> [AIM OF THE EXERCISE]: The required answer is the count of lines in the records that contain "Eigentümer", with no other text.

Stored items from a collection:
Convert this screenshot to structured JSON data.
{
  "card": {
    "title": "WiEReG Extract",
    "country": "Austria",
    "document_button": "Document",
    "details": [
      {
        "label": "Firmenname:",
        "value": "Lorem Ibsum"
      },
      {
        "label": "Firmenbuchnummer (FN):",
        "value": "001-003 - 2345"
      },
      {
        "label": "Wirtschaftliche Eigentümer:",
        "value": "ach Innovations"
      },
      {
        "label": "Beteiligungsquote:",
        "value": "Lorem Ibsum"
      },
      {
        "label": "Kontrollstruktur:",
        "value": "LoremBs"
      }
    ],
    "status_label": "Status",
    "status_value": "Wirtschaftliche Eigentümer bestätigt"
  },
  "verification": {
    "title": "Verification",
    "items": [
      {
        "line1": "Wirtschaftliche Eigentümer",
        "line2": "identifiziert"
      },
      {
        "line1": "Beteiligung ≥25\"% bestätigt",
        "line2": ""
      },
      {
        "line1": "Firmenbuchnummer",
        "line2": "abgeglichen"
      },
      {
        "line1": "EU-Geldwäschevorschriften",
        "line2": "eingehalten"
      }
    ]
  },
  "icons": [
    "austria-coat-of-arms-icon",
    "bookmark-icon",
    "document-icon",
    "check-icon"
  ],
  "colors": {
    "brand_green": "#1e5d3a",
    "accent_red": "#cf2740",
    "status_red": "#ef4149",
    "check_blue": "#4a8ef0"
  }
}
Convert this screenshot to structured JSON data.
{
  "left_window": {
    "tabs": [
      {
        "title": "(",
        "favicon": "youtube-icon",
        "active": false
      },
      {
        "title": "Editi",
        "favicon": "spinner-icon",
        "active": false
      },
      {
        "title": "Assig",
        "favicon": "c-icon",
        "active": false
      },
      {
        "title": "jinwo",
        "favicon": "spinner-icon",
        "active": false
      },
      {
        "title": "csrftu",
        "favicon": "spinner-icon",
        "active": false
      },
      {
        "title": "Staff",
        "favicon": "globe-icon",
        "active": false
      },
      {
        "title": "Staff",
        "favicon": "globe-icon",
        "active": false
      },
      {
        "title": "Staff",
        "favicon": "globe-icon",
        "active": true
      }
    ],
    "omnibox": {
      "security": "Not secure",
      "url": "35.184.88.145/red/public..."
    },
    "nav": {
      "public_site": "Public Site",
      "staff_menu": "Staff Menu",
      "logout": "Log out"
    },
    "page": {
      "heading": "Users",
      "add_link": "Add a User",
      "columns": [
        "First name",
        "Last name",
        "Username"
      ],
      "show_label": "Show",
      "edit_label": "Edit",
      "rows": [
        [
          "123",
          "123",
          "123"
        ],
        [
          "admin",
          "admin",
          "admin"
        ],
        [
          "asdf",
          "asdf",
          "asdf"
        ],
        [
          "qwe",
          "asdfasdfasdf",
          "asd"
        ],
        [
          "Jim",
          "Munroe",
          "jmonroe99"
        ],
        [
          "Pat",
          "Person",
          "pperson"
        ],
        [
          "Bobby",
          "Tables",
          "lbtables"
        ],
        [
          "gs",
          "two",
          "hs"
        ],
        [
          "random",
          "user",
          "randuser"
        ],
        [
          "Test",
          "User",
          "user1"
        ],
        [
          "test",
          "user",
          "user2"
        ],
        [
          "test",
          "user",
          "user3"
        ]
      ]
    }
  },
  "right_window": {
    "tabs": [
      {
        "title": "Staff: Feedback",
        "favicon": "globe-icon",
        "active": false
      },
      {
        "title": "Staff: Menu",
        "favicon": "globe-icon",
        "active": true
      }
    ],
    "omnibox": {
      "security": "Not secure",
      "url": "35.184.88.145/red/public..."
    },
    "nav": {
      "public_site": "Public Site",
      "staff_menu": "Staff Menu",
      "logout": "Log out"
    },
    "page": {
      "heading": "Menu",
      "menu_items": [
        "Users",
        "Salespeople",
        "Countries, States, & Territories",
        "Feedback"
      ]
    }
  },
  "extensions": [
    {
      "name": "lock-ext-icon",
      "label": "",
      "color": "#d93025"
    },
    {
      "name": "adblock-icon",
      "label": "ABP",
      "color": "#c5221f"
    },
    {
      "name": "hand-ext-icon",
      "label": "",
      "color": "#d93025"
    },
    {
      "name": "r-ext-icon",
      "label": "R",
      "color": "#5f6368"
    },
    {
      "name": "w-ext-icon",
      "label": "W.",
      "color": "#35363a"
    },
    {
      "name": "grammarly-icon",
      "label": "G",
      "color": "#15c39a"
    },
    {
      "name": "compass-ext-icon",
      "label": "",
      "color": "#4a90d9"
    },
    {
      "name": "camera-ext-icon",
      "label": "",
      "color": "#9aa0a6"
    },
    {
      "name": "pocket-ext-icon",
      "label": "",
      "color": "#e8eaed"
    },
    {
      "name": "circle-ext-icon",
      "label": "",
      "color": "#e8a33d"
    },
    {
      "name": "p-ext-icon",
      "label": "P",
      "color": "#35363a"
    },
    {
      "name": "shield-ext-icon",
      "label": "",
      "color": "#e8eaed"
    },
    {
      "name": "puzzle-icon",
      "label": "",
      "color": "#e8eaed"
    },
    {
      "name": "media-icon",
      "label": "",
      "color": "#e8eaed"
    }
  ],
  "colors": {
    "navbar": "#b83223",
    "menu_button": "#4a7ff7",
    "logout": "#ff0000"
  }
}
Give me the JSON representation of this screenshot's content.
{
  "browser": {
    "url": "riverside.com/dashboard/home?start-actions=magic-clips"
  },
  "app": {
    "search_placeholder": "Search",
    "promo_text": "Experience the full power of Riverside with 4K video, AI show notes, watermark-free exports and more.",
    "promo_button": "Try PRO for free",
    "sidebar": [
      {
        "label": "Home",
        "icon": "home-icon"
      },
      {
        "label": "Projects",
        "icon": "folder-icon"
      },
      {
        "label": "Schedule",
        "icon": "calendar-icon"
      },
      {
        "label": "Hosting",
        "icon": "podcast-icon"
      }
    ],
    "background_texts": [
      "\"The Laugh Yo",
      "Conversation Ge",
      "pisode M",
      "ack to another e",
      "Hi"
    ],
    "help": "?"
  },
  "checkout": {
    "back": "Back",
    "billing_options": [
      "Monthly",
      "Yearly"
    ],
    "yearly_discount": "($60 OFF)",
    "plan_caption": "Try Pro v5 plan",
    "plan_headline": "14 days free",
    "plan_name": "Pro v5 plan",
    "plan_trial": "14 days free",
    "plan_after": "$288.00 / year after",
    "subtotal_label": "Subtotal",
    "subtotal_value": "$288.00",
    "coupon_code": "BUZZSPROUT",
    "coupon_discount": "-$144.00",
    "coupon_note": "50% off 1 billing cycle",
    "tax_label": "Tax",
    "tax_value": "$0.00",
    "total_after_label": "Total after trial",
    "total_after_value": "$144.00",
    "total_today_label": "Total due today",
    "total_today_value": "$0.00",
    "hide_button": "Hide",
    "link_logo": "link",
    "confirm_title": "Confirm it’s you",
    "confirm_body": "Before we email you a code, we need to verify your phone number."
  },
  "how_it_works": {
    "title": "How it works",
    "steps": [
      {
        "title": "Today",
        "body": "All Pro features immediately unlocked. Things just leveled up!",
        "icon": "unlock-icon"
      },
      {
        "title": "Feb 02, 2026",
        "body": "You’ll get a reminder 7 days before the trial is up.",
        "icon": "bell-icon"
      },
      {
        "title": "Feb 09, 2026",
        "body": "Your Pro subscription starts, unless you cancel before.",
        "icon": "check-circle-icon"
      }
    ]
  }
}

> [RESPONSE TO THIS EXERCISE]: 3